Jessa Goebel's Insider's Guide To Climbing At The New River Gorge

If you didn’t know where Jessa Goebel is from when you meet her, you might find yourself wondering within a few minutes. Her accent might catch your ear—but it’s subtle, more like a semi-accent.  Most certainly, she’ll be talking about climbing. And you might find yourself trying to guess: Not quite a Georgia or Alabama drawl. Definitely not Texan. But before you know it, you’ll figure it out—not because she loves talking about herself—she’s way too modest. But because she loves climbing. Specifically, climbing at the New River Gorge outside Fayetteville, West Virginia. In fact, she started climbing there before most of us were even working summer jobs or applying for college—and now she lives within walking distance of the gorge. So we chatted her up to get the best beta about one of the East’s biggest, baddest climbing areas.

How would you describe the climbing personality of the New River Gorge to someone who’s never been there before?

“The climbing here is pretty hard, and pretty prejudiced. It helps to be tall and have a lot of hand strength. You have to be able to take your licks and be OK with getting shut down by 5.11s. It draws people whoe are a little more laid back and who are out for routes, not numbers. You don’t get many people talking about grades. Everybody’s super chill; climbing in the summer, you’ll throw a couple of beers in your pack. It’s a big contrast between people who climb at the Red.”

What kind of assumptions do you think people bring to the New?

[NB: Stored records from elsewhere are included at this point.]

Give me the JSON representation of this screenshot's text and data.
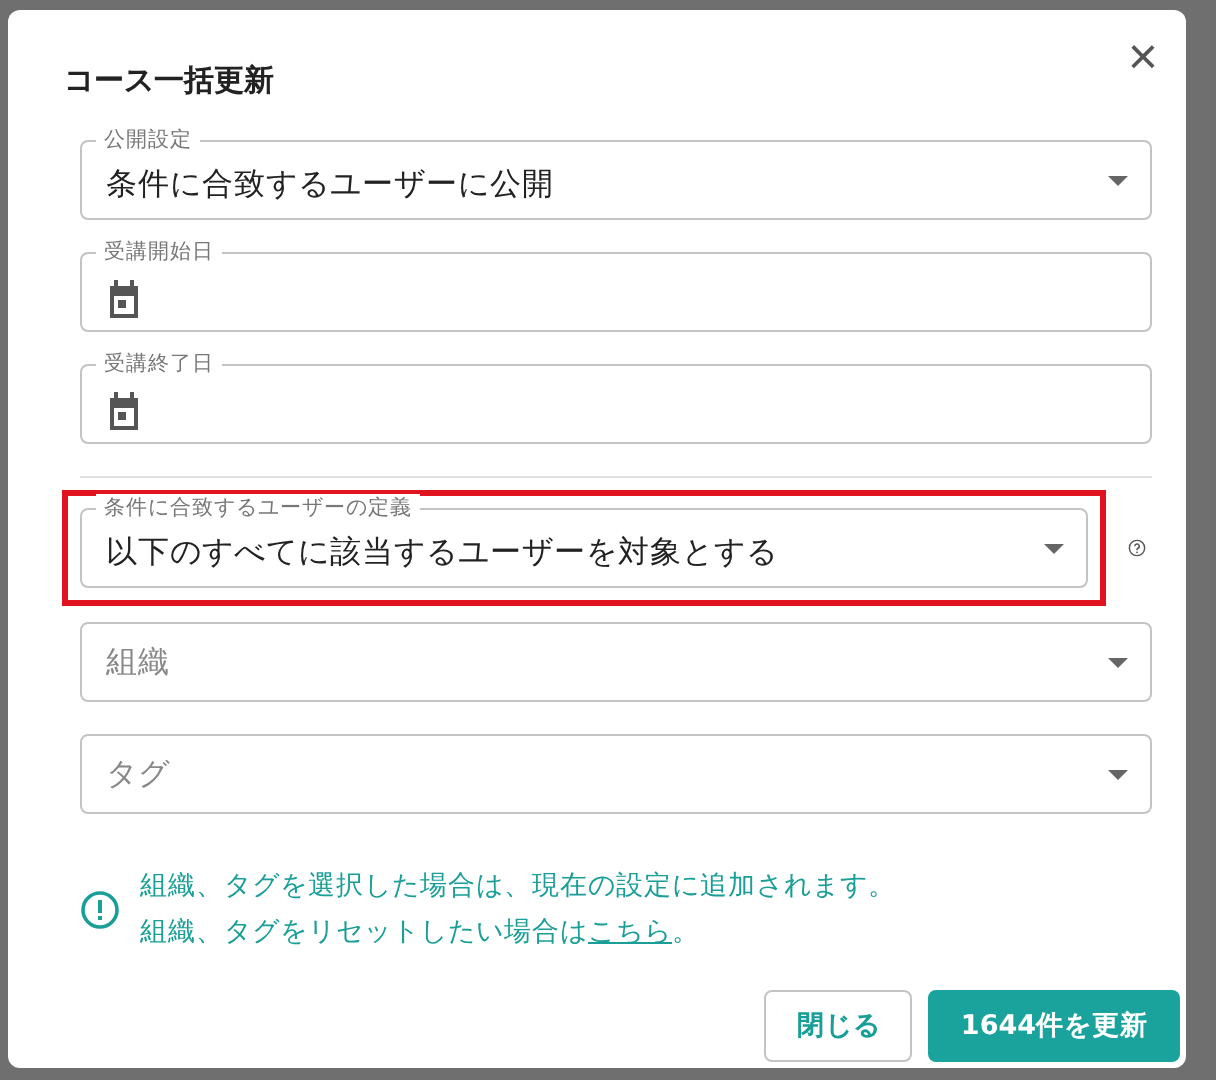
{
  "dialog": {
    "title": "コース一括更新",
    "close": "×"
  },
  "fields": [
    {
      "kind": "select",
      "label": "公開設定",
      "value": "条件に合致するユーザーに公開"
    },
    {
      "kind": "date",
      "label": "受講開始日"
    },
    {
      "kind": "date",
      "label": "受講終了日"
    },
    {
      "kind": "divider"
    },
    {
      "kind": "select",
      "label": "条件に合致するユーザーの定義",
      "value": "以下のすべてに該当するユーザーを対象とする",
      "highlighted": true,
      "help": true
    },
    {
      "kind": "select",
      "placeholder": "組織"
    },
    {
      "kind": "select",
      "placeholder": "タグ"
    }
  ],
  "notice": {
    "line_1": "組織、タグを選択した場合は、現在の設定に追加されます。",
    "line_2": "組織、タグをリセットしたい場合は",
    "link": "こちら",
    "line_2_end": "。"
  },
  "buttons": [
    {
      "label": "閉じる",
      "kind": "secondary"
    },
    {
      "label": "1644件を更新",
      "kind": "primary"
    }
  ]
}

“This place has a mystique about it. You have to be patient and have your head on right. You definitely see people who expect certain things, and you don’t see them back very often.”

Why would you recommend a trip to the New River Gorge?

“There are lots of really good moderate trad routes and moderate sport routes. So it’s really awesome for people learning to place gear. It really teaches you how to think on your feet—there are lots of horizontal placements and pockets. So it’s a really fun learning situation on moderate or hard terrain. The rock here is so good. And the sport routes are really beautiful, aesthetic lines. With the steep sandstone walls overlooking the river, everything is unique.”

What are three routes you think everybody should try when they come?

Two Bag Face is a 5.9 trad route with a really cool techy, facey arête that overlooks the gorge and the bridge. And then New Yosemite is a really nice little 5.8 crack climb. For a sport climb, Legacy is a great 5.11a on Endless Wall. It’s big and technical, and requires crack climbing skills. Legacy is one of the longer pitches in the gorge, and it’s on you the whole way up.”

Where should visitors stay? And where will they find the best grub and beer?

“The American Alpine Club just opened a campground. So you can hang out there and walk over to the Junkyard Wall and climb without even having to drive anywhere. Secret Sandwich Society is right next to my house—and their soups are always awesome, and they have good beer and good desserts. Pies and Pints in town has great pizzas, salads and beer.”

What’s your go-to OR gear for climbing in the New?

“The Voodoo Pants are perfect because they’re super light, so you can wear them in summer or winter here. And you’ll definitely want an Ubertube for when it’s sweaty in the summer. Then I’d go with the Flyway Tank and Ferrosi Hoody in the spring. And the Cathode Jacket is pretty nice to have, too.”